Accessibility Tools

  • Content scaling 100%
  • Font size 100%
  • Line height 100%
  • Letter spacing 100%

ABR Arts

Book of the Week

Bad Cop: Peter Dutton’s strongman politics (Quarterly Essay 93)
Politics

Bad Cop: Peter Dutton’s strongman politics (Quarterly Essay 93) by Lech Blaine

Bill Hayden might today be recalled as the unluckiest man in politics: Bob Hawke replaced him as Labor leader on the same day that Malcolm Fraser called an election that Hayden, after years of rebuilding the Labor Party after the Whitlam years, was well positioned to win. But to dismiss him thus would be to overlook his very real and laudable efforts to make a difference in politics – as an early advocate for the decriminalisation of homosexuality, and as the social services minister who introduced pensions for single mothers and Australia’s first universal health insurance system, Medibank. Dismissing Hayden would also cause us to miss the counterpoint he provides to Peter Dutton, current leader of the Liberal Party.

Interview

Interview

From the Archive

From the Archive

April 2002, no. 240

What They Gave Him

It may seem somewhat odd that I, a racketeer and gangster, was suspected of making Cuba a safe place for the National Bank. But having made such an impression with my reports, prophecies and ancillary publications that the Federal Government, aided by a sycophantic mass, had declared me likely to generate flippers, I can see why I might have been a plausible suspect – the crime, after all, was committed by sea.
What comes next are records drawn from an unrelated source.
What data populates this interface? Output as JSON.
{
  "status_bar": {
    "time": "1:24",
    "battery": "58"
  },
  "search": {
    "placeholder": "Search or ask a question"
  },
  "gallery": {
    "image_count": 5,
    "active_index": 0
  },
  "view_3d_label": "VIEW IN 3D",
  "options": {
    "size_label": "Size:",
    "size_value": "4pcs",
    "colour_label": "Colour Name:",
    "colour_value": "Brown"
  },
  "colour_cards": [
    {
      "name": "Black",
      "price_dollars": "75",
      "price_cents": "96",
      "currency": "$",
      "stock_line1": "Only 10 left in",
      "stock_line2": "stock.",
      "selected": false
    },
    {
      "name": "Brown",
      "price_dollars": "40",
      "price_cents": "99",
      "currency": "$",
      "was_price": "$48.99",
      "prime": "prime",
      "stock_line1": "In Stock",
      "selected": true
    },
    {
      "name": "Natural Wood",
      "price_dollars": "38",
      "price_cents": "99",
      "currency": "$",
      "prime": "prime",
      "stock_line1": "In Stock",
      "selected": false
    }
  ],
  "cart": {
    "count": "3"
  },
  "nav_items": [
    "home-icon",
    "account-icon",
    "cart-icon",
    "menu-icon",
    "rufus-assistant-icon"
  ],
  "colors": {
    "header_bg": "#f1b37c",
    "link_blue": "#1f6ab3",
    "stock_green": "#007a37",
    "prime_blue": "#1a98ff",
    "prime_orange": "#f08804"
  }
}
From the Archive

June 2012, no. 342

Verdi and/or Wagner by Peter Conrad & Great Wagner Conductors by Jonathan Brown

Two households. Two household names. Verdi and Wagner. To the north of the Alps, Haus Wahnfried, the Wagner compound in the otherwise unremarkable Bavarian town of Bayreuth. To the south of the Alps, Sant’Agata, the Verdi farmhouse outside Busseto, a marshy and little-visited corner of Emilia-Romagna. The respective residences reveal something of their owners’ personalities and priorities. For Giuseppe Verdi, Sant’Agata was a retreat; a place where he could escape from the hubbub of Milan, plant trees, grow vegetables, go fishing, tend livestock, and oversee his tenant farmers. For Richard Wagner, Wahnfried was headquarters of the greater Wagnerian project; a place to compose, write pamphlets, receive visitors, tend to his personality cult, and oversee his band of disciples.